We share our homes with them, including our beds and couches, so it’s okay to want your pup to smell as fresh as possible. You bathe her regularly and make sure to wash her favorite blankets and beds, but still, some dogs keep on stinking. If you have to hold your breath or crinkle your nose every time you lean in close, you have a problem. Unless your dog recently rolled in something unsavory, is overdue for a bath, or was sprayed by a skunk, she shouldn’t be stinking up your house. If she is, it’s time to think beyond bath time to figure out exactly what’s going on. Here are a few common reasons why dogs stink, and more importantly, we’re going to tell you what you can do to stop the stench.
- Dental Problems
You shouldn’t expect your pup to have minty fresh breath, but her heavy panting shouldn’t send you running for fresh air. One of the biggest causes of chronic bad breath in dogs is rotting teeth. Dogs need their teeth brushed just like their humans. Plaque turns to tartar, and eventually, all that bacteria starts to rot a dog’s teeth. When that happens, bad breath is actually the least of your dog’s concerns. She’s probably in pain and most likely needs that tooth (or teeth) taken out.
Other possible causes of bad breath include kidney disease and diabetes. According Dr. Ann Hohenhause from Animal Medical Center in New York City, dogs with kidney failure often have breath that smells like urine. Diabetes can produce a smell some associate with nail polish remover.
What to do: Start brushing your dog’s teeth on a regular basis. Most veterinarians say in an ideal world, dogs would have their teeth brushed every day. That isn’t always realistic, so once a week is a good start. If the smell doesn’t get better or you suspect serious dental problems, visit the vet.
- Ear Infections
Whether they’re long and floppy or tall and pointy, your dog’s ears can potentially get infected. When that happens, a buildup of yeast and bacteria creates a fetid smell. Dogs with allergies or hormonal imbalances are more likely to develop ear infections than those that don’t, and dogs with floppy ears that trap moisture are also more at risk. Pinpointing the problem should be easy. Lift up your dog’s ears and take a whiff. If it’s an infection causing the stink, the ears will be the obvious source.
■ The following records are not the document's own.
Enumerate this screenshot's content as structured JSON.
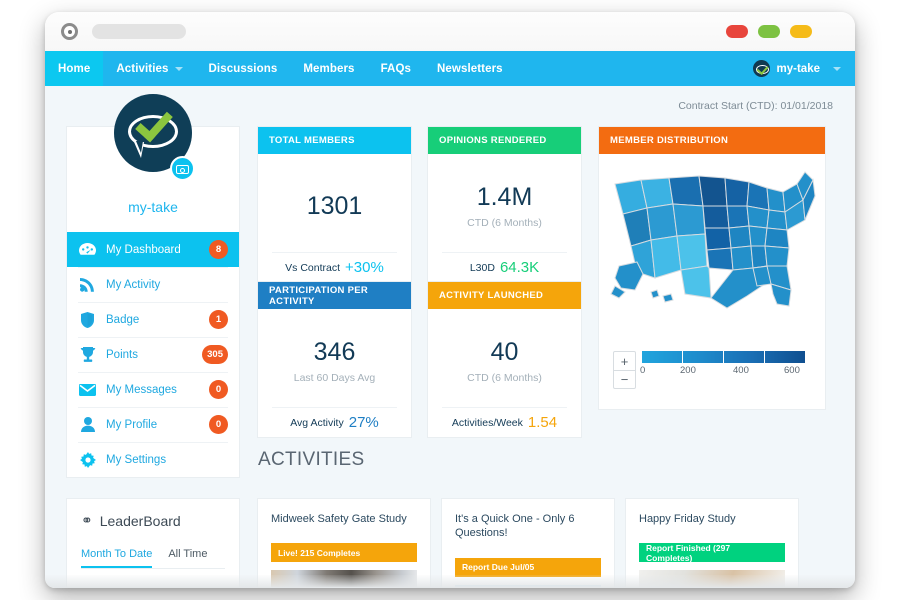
{
  "browser": {
    "logo_icon": "target-circle-icon",
    "address_placeholder": "",
    "window_buttons": [
      "close",
      "minimize",
      "maximize"
    ]
  },
  "nav": {
    "items": [
      {
        "label": "Home",
        "active": true,
        "has_caret": false
      },
      {
        "label": "Activities",
        "active": false,
        "has_caret": true
      },
      {
        "label": "Discussions",
        "active": false,
        "has_caret": false
      },
      {
        "label": "Members",
        "active": false,
        "has_caret": false
      },
      {
        "label": "FAQs",
        "active": false,
        "has_caret": false
      },
      {
        "label": "Newsletters",
        "active": false,
        "has_caret": false
      }
    ],
    "user": "my-take"
  },
  "header": {
    "contract_start": "Contract Start (CTD): 01/01/2018"
  },
  "sidebar": {
    "username": "my-take",
    "avatar_icon": "speech-bubble-check-logo",
    "camera_icon": "camera-icon",
    "items": [
      {
        "label": "My Dashboard",
        "icon": "dashboard-gauge-icon",
        "badge": "8",
        "active": true
      },
      {
        "label": "My Activity",
        "icon": "rss-feed-icon",
        "badge": "",
        "active": false
      },
      {
        "label": "Badge",
        "icon": "shield-icon",
        "badge": "1",
        "active": false
      },
      {
        "label": "Points",
        "icon": "trophy-icon",
        "badge": "305",
        "active": false
      },
      {
        "label": "My Messages",
        "icon": "envelope-icon",
        "badge": "0",
        "active": false
      },
      {
        "label": "My Profile",
        "icon": "user-icon",
        "badge": "0",
        "active": false
      },
      {
        "label": "My Settings",
        "icon": "gear-icon",
        "badge": "",
        "active": false
      }
    ]
  },
  "kpis": [
    {
      "title": "TOTAL MEMBERS",
      "header_color": "#0cc2ef",
      "value": "1301",
      "sub": "",
      "foot_label": "Vs Contract",
      "foot_value": "+30%",
      "foot_color": "#0cc2ef"
    },
    {
      "title": "OPINIONS RENDERED",
      "header_color": "#17ce79",
      "value": "1.4M",
      "sub": "CTD (6 Months)",
      "foot_label": "L30D",
      "foot_value": "64.3K",
      "foot_color": "#17ce79"
    },
    {
      "title": "PARTICIPATION PER ACTIVITY",
      "header_color": "#1f7fc4",
      "value": "346",
      "sub": "Last 60 Days Avg",
      "foot_label": "Avg Activity",
      "foot_value": "27%",
      "foot_color": "#1f7fc4"
    },
    {
      "title": "ACTIVITY LAUNCHED",
      "header_color": "#f5a50b",
      "value": "40",
      "sub": "CTD (6 Months)",
      "foot_label": "Activities/Week",
      "foot_value": "1.54",
      "foot_color": "#f5a50b"
    }
  ],
  "map": {
    "title": "MEMBER DISTRIBUTION",
    "zoom_in_label": "+",
    "zoom_out_label": "−",
    "legend_ticks": [
      "0",
      "200",
      "400",
      "600"
    ]
  },
  "chart_data": {
    "type": "heatmap",
    "title": "MEMBER DISTRIBUTION",
    "subtype": "choropleth-us-states",
    "colorbar": {
      "ticks": [
        0,
        200,
        400,
        600
      ],
      "range": [
        0,
        600
      ],
      "colors": [
        "#20a4dd",
        "#1e8dcd",
        "#1a6fb5",
        "#0f4f90"
      ]
    },
    "legend_position": "bottom",
    "notes": "US state-level member counts shaded from light blue (low) to dark navy (high)"
  },
  "activities": {
    "section_title": "ACTIVITIES",
    "leaderboard": {
      "title": "LeaderBoard",
      "icon": "ribbon-award-icon",
      "tabs": [
        {
          "label": "Month To Date",
          "active": true
        },
        {
          "label": "All Time",
          "active": false
        }
      ]
    },
    "cards": [
      {
        "title": "Midweek Safety Gate Study",
        "status": "Live! 215 Completes",
        "status_color": "#f5a50b",
        "thumb": "thumb-1"
      },
      {
        "title": "It's a Quick One - Only 6 Questions!",
        "status": "Report Due Jul/05",
        "status_color": "#f5a50b",
        "thumb": "thumb-2"
      },
      {
        "title": "Happy Friday Study",
        "status": "Report Finished (297 Completes)",
        "status_color": "#00d27f",
        "thumb": "thumb-3"
      }
    ]
  }
}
Remember, it might only be one ear that’s infected, not both.
What to do: If you’ve determined your dog does indeed have an ear infection, take her to the vet. Curing ear infections is relatively simple, and it should only be a few days before the smell goes away. To avoid future infections, remember to clean your dog’s ears regularly and try to keep them dry.
- Skin Issues
Dogs with sensitive skin can end up being stinkier than they should be because of infections and bacteria. Those adorable dogs with lots of wrinkles are especially likely to develop smelly skin conditions. Dirt and germs get stuck in the folds of their skin and cause something called dermatitis. This chronic skin condition is both itchy and smelly. If you have a Pug, Pekingese, Bulldog, or another breed known for their wrinkly skin, you need to be extra concerned about keeping them clean.
What to do: Make sure your dog, regardless of breed, is bathed about once a month. Make sure to get soap and water in every wrinkle. For dogs with skin folds, use dog wipes in between baths.
Sometimes it’s not your dog that stinks, it’s the air that comes out of her. Extreme gas can send you sprinting from the room. There’s nothing you can do about an occasional bout of flatulence, but your dog shouldn’t be having major gas attacks all day long. If she is, it’s probably caused by something in her diet or a digestive problem.
What to do: After you’ve sprayed down your house with a full can of air freshener, consider your dog’s diet. She might be allergic to something you’re feeding her, or maybe she helped herself to garbage or something even less appealing to the human appetite—like a dead animal carcass. If allergies don’t seem likely, try adding probiotics and prebiotics to your dog’s diet to give her digestive system extra support. If the gas turns into a long-term problem, visit your vet.
- Impacted Anal Glands
You should know by now that pup parenting means dealing with the dirty and the gross. Sometimes you have to put on your rubber gloves and deal with the ick, and talking about your dog’s anal glands is a prime example. All dogs have anal glands located on either side of the anus. They’re little pouches that fill up with an oily, sticky substance that’s used to lubricate stool to make going to the bathroom easier. Normally, the glands secrete the substance as your dog poops, and all is well. But for some dogs, those glands become blocked, impacted, or infected. It’s uncomfortable, and even painful, for the dog, and it also smells.
What to do: Before you Google DIY methods of expressing your dog’s anal glands, visit your vet. It’s always best to have a professional handle the situation. If you do it wrong, you could cause your dog even more pain, and if you neglect to do it all, the glands could rupture. You can also talk to your vet about how diet can sometimes prevent the problem from happening again. Read about how to tell if your dog’s anal glands need expressed here.